AP photo, published by CNN.
It was late in the afternoon of the day Notre Dame burned when my daughter called.
“This is your time period, isn’t it, Mom?”
“Well, mostly,” I answered, “apart from the 19th century Viollet le Duc restorations that, along with Victor Hugo’s novel, saved the building only that recently. One timeline has the building dating from the 13th century but it is actually far older. This building was begun in … ”
I was in defensive, art historian mode. Read more
Photograph by Dede Hatch
I needed more room on the shelves that hold my books about Vietnam, about the war there, then and now. One by one I asked them – do you need to be here now? I am on a journey with this work and that journey keeps changing, sometimes before I have fully noticed. Holding onto anything that has become dead weight is senseless. If I were trekking to the Arctic it would be life-threatening. Perhaps that is true now as well. Read more
Ten years ago it wasn’t a possibility. Five years ago the sheer passage of time, the children of Vietnamese immigrants having grown up, made it likely and now, here we are, Vietnamese food is finding a comfortable niche in American culinary choices, right alongside Thai and Korean. Many Americans now know what phở is – and even how approximately to pronounce it – bánh mì is on the menu of my local sub shop, and to American taste, nuoc cham is addictive. Read more
Marines marching in Da Nang, 1965. Associated Press, via PBS
Even after the passage of 50 years time, it is hard to imagine anyone except Ken Burns who would have dared to take on a documentary about the Vietnam War. Love him or hate him, he has stature and respect and a resumé that means that, if nothing else, he cannot be ignored. Already, before it has aired, partisans of the extremes of opinion the culture has carried for all this time, are condemning it for not doing what it has expressly set out not to do – bring the issue to resolution. Read more
A few years ago, Mark and I were sitting with a friend in a Panera restaurant having coffee and talking. Suddenly a man I call the Panera Stranger thrust his hand at Mark and said, “Thank you for your service!” Mark mumbled something, I was paralyzed, and we were all – including, most likely, the Stranger, left feeling awkward and uncomfortable. Read more
I came to the Chautauqua Institution six years ago and while I loved it, I had not been tempted to return. My own fault, really. I approached it, by habit, as a Learning Experience. I took classes. I listened to lectures. In the spirit of the Institution’s founding, I felt Improved. But nothing happened that stirred me.
This year, by chance, I came across the theme for the season, “What It Means To Be Human,” and saw the theme for Week 8, “War and Its Warriors: Contemporary Voices.” I scanned the speakers. Some were new to me but I had the books, in some cases multiple books, by four of them on my shelves. Read more

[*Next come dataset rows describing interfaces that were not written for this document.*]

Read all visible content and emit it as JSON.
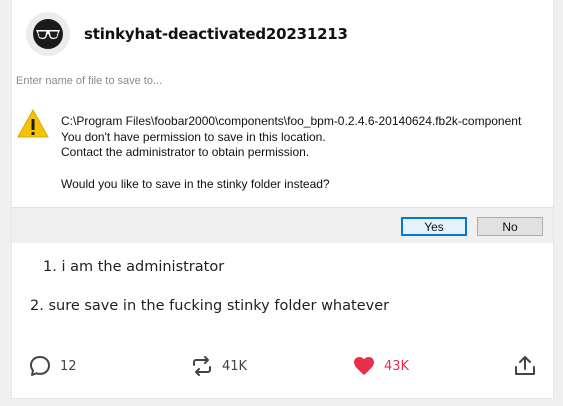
{
  "post": {
    "username": "stinkyhat-deactivated20231213"
  },
  "dialog": {
    "filename_placeholder": "Enter name of file to save to...",
    "path": "C:\\Program Files\\foobar2000\\components\\foo_bpm-0.2.4.6-20140624.fb2k-component",
    "line2": "You don't have permission to save in this location.",
    "line3": "Contact the administrator to obtain permission.",
    "question": "Would you like to save in the stinky folder instead?",
    "yes_label": "Yes",
    "no_label": "No",
    "icon": "warning-icon"
  },
  "body": {
    "item1": "1. i am the administrator",
    "item2": "2. sure save in the fucking stinky folder whatever"
  },
  "footer": {
    "comments": "12",
    "reblogs": "41K",
    "likes": "43K",
    "like_color": "#e8304a"
  }
}
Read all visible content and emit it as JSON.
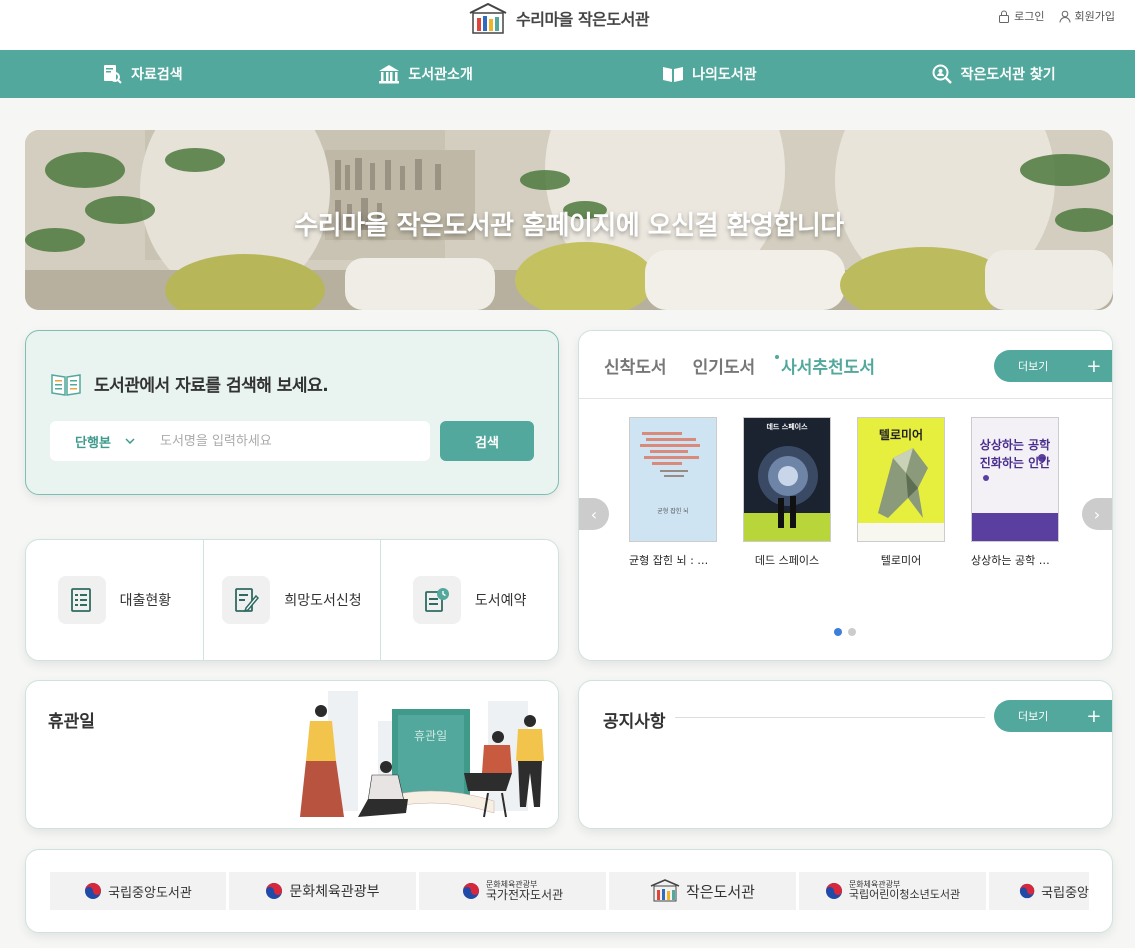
{
  "header": {
    "logo_text": "수리마을 작은도서관",
    "login_label": "로그인",
    "signup_label": "회원가입"
  },
  "nav": {
    "items": [
      {
        "label": "자료검색",
        "icon": "search-document-icon"
      },
      {
        "label": "도서관소개",
        "icon": "library-building-icon"
      },
      {
        "label": "나의도서관",
        "icon": "open-book-icon"
      },
      {
        "label": "작은도서관 찾기",
        "icon": "magnifier-location-icon"
      }
    ]
  },
  "hero": {
    "title": "수리마을 작은도서관 홈페이지에 오신걸 환영합니다"
  },
  "search": {
    "title": "도서관에서 자료를 검색해 보세요.",
    "type_selected": "단행본",
    "placeholder": "도서명을 입력하세요",
    "button_label": "검색"
  },
  "quick_menu": {
    "items": [
      {
        "label": "대출현황",
        "icon": "loan-list-icon"
      },
      {
        "label": "희망도서신청",
        "icon": "book-request-icon"
      },
      {
        "label": "도서예약",
        "icon": "reservation-clock-icon"
      }
    ]
  },
  "books": {
    "tabs": [
      {
        "label": "신착도서"
      },
      {
        "label": "인기도서"
      },
      {
        "label": "사서추천도서"
      }
    ],
    "more_label": "더보기",
    "items": [
      {
        "title": "균형 잡힌 뇌 : 인…",
        "cover_text": "균형 잡힌 뇌"
      },
      {
        "title": "데드 스페이스",
        "cover_text": "데드 스페이스"
      },
      {
        "title": "텔로미어",
        "cover_text": "텔로미어"
      },
      {
        "title": "상상하는 공학 진…",
        "cover_text": "상상하는 공학 진화하는 인간"
      }
    ],
    "prev_glyph": "‹",
    "next_glyph": "›"
  },
  "holiday": {
    "title": "휴관일",
    "art_text": "휴관일"
  },
  "notice": {
    "title": "공지사항",
    "more_label": "더보기"
  },
  "banners": {
    "items": [
      {
        "label": "국립중앙도서관"
      },
      {
        "label": "문화체육관광부"
      },
      {
        "sub": "문화체육관광부",
        "label": "국가전자도서관"
      },
      {
        "label": "작은도서관"
      },
      {
        "sub": "문화체육관광부",
        "label": "국립어린이청소년도서관"
      },
      {
        "label": "국립중앙"
      }
    ]
  },
  "colors": {
    "accent": "#52a89c",
    "search_bg": "#e9f4f1",
    "active_dot": "#3b7fd9"
  }
}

It is the day between Good Friday and Easter Sunday, a strange day, liminal time. It was always hard for me to know how to feel on this day. Ever practical, I would be properly solemn on Good Friday but on Saturday I would say I knew how this story turned out and there were things to be done – eggs to be dyed and braided bread to be baked and, in the time when I was going to church, candles and lilies to be arranged and potted flowers to be put out for the children. Read more
My Lai. Photo by Mark Smith.
Buried within Seymour M. Hersh’s look back at the massacre at My Lai, The Scene of the Crime, published in The New Yorker, there is the account of a poignant exchange between the director of the My Lai Museum, Mr. Pham Thanh Cong, and an American veteran who had been one of the perpetrators.
The American, Kenneth Schiel, says he wants to “apologize to the people of My Lai,” but that is as far as he goes. “I ask myself all the time why did this happen. I don’t know.”
It is deep and dark December in the northeastern United States. Snow has fallen for days. Nothing outside my window resembles this photograph and yet I keep coming back to it as a focus for Advent meditation. Read more
It’s not true, what they say. They blame The Minotaur but I looked elsewhere, even long after I had left my city with the man who then abandoned me, sailing his careless way, forgetting (or so they would say) to signal his success, flying the black sail instead. His father, believing his beloved son dead, threw himself from the city walls. What was it about him that made people love him so, when all he wanted was to fill his endless hunger for daring and adventure? Read more